** Opening Input material block **

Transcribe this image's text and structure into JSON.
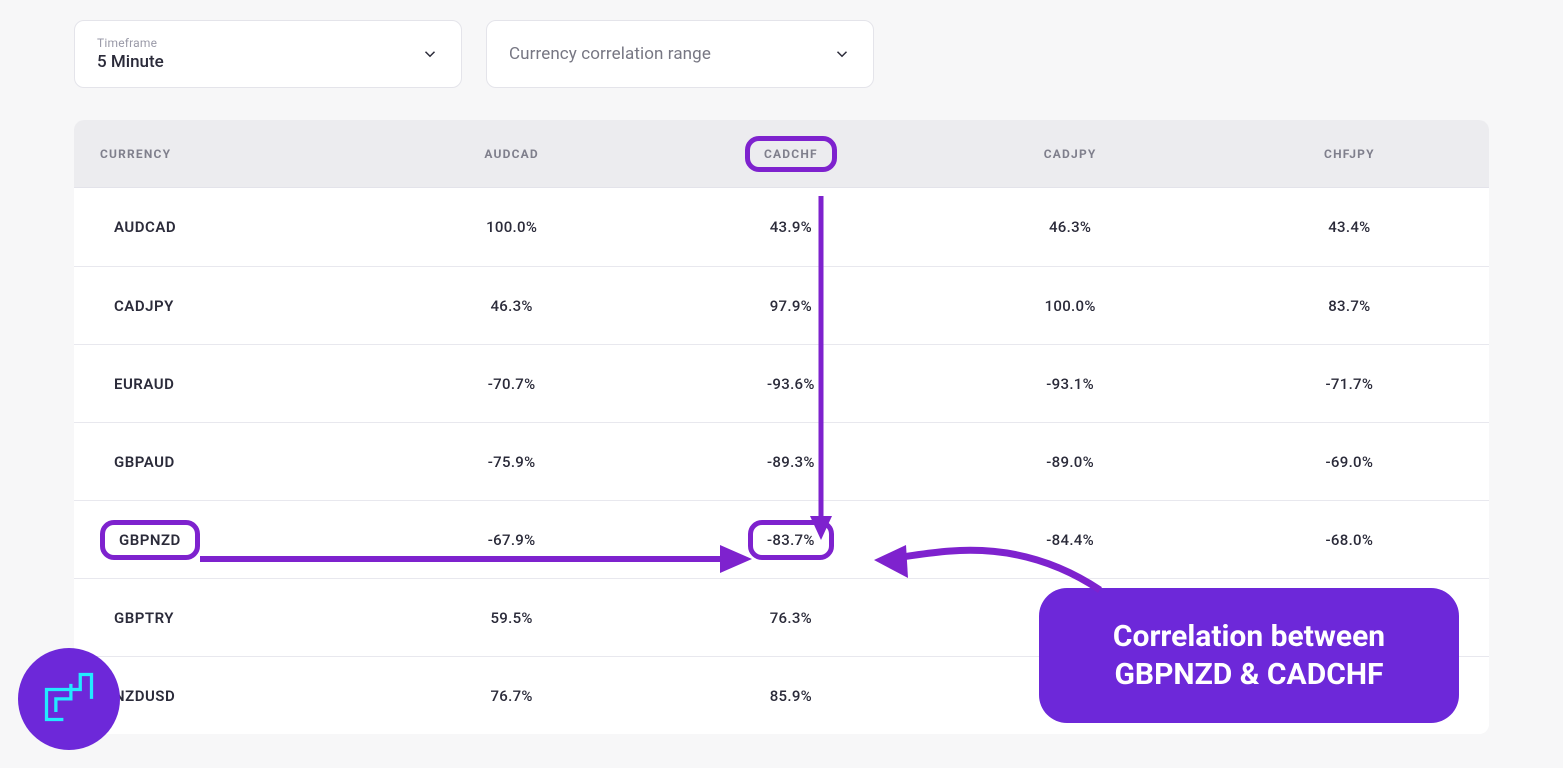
{
  "controls": {
    "timeframe": {
      "label": "Timeframe",
      "value": "5 Minute"
    },
    "correlation_range": {
      "placeholder": "Currency correlation range"
    }
  },
  "table": {
    "header": {
      "currency": "CURRENCY",
      "cols": [
        "AUDCAD",
        "CADCHF",
        "CADJPY",
        "CHFJPY"
      ]
    },
    "rows": [
      {
        "currency": "AUDCAD",
        "values": [
          "100.0%",
          "43.9%",
          "46.3%",
          "43.4%"
        ]
      },
      {
        "currency": "CADJPY",
        "values": [
          "46.3%",
          "97.9%",
          "100.0%",
          "83.7%"
        ]
      },
      {
        "currency": "EURAUD",
        "values": [
          "-70.7%",
          "-93.6%",
          "-93.1%",
          "-71.7%"
        ]
      },
      {
        "currency": "GBPAUD",
        "values": [
          "-75.9%",
          "-89.3%",
          "-89.0%",
          "-69.0%"
        ]
      },
      {
        "currency": "GBPNZD",
        "values": [
          "-67.9%",
          "-83.7%",
          "-84.4%",
          "-68.0%"
        ]
      },
      {
        "currency": "GBPTRY",
        "values": [
          "59.5%",
          "76.3%",
          "",
          ""
        ]
      },
      {
        "currency": "NZDUSD",
        "values": [
          "76.7%",
          "85.9%",
          "",
          ""
        ]
      }
    ]
  },
  "annotations": {
    "highlight_column": "CADCHF",
    "highlight_row": "GBPNZD",
    "callout_line1": "Correlation between",
    "callout_line2": "GBPNZD & CADCHF"
  },
  "colors": {
    "accent": "#6d28d9",
    "highlight_border": "#7e22ce",
    "avatar_glyph": "#22eaff"
  }
}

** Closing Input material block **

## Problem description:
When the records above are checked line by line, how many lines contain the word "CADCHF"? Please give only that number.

## Problem solution:
3